• _Given data_
Start of Block
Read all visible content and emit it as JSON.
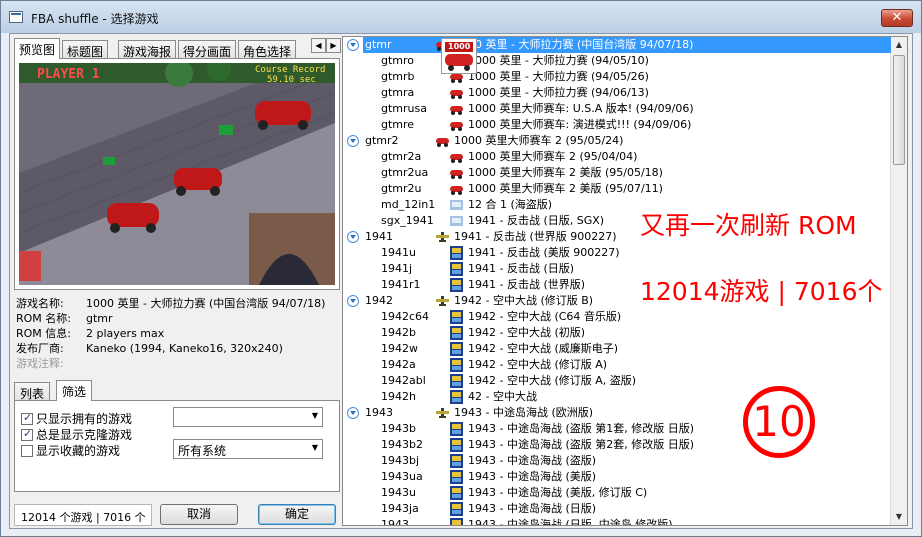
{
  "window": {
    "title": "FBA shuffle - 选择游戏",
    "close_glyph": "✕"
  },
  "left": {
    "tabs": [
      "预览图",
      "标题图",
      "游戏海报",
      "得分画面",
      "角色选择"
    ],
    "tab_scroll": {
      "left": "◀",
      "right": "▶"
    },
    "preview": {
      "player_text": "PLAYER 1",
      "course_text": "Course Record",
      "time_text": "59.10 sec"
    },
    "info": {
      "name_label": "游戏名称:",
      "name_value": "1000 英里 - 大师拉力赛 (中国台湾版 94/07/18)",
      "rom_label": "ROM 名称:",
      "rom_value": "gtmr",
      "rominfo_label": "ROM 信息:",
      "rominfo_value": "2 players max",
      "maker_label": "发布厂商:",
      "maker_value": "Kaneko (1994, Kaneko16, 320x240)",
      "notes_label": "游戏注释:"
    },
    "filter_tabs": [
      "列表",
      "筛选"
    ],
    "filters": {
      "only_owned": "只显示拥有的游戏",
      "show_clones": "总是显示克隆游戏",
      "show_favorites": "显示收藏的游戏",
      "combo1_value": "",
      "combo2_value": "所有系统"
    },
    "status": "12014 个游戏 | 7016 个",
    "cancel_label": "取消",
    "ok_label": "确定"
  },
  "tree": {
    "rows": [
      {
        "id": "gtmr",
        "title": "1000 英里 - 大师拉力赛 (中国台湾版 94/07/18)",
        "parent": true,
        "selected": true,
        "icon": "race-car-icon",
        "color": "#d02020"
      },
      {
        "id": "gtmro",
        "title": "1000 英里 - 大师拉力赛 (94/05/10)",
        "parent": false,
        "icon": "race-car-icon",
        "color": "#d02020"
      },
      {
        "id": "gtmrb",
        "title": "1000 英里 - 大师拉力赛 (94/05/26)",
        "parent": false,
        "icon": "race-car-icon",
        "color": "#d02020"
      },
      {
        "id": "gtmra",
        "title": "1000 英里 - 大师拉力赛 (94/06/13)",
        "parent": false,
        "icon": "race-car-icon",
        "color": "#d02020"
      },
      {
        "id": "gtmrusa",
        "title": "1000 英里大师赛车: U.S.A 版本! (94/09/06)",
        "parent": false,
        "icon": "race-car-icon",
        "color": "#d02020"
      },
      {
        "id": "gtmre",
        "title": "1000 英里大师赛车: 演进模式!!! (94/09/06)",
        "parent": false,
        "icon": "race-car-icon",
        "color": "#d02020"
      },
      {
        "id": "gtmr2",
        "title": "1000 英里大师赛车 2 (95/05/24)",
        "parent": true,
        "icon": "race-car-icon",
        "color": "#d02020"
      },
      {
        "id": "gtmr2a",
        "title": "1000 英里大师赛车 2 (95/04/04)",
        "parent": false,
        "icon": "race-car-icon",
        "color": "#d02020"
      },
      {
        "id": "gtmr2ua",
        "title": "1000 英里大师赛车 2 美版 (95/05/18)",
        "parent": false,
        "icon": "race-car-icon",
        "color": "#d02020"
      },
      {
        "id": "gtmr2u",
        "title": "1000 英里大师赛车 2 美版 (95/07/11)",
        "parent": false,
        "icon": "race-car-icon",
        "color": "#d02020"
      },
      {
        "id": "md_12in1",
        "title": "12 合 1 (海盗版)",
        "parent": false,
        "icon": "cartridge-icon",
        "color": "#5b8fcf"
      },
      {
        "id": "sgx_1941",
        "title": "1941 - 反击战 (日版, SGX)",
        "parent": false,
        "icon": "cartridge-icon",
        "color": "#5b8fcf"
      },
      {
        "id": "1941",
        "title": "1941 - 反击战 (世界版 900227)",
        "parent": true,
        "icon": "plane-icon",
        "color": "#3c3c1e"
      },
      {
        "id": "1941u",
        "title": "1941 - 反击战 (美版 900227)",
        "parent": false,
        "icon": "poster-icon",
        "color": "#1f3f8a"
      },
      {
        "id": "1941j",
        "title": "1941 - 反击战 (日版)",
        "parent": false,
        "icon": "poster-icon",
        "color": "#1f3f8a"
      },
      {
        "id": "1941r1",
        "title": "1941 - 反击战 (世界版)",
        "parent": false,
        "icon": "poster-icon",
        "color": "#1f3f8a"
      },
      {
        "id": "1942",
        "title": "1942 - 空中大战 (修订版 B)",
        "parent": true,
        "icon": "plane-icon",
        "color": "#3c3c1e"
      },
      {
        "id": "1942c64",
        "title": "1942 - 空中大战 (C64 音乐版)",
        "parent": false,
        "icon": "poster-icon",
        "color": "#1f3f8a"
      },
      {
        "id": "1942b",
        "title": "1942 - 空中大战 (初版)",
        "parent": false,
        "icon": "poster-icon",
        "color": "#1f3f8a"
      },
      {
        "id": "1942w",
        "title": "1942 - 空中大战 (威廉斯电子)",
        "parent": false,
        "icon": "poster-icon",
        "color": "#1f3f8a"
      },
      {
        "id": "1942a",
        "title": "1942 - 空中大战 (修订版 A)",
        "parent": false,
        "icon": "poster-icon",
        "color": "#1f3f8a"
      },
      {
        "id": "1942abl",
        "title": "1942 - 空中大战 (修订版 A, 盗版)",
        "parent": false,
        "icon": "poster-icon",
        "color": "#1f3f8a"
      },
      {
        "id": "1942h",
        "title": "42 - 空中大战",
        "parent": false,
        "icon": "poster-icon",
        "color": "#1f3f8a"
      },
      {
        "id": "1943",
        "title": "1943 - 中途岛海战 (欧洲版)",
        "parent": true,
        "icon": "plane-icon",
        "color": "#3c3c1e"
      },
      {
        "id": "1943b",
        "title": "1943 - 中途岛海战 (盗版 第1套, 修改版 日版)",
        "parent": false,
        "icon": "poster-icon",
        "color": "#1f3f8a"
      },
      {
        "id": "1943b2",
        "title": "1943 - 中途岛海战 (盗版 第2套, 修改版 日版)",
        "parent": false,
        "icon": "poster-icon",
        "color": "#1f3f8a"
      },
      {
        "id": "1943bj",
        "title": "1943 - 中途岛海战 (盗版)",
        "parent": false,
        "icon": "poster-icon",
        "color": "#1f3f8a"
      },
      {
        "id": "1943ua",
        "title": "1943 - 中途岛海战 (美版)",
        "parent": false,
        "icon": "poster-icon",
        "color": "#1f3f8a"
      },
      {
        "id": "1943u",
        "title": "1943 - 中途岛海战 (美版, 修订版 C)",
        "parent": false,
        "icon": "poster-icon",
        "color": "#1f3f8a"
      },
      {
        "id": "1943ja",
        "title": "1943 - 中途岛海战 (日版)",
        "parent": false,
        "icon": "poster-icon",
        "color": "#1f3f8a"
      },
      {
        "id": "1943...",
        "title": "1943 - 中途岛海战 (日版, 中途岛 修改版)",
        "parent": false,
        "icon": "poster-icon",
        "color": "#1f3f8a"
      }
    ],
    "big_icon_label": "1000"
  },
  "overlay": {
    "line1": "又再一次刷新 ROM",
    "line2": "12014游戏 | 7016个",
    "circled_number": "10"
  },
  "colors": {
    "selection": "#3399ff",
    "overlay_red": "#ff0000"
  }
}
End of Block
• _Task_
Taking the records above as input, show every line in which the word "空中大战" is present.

• _Reply_
        "title": "1942 - 空中大战 (修订版 B)",
        "title": "1942 - 空中大战 (C64 音乐版)",
        "title": "1942 - 空中大战 (初版)",
        "title": "1942 - 空中大战 (威廉斯电子)",
        "title": "1942 - 空中大战 (修订版 A)",
        "title": "1942 - 空中大战 (修订版 A, 盗版)",
        "title": "42 - 空中大战",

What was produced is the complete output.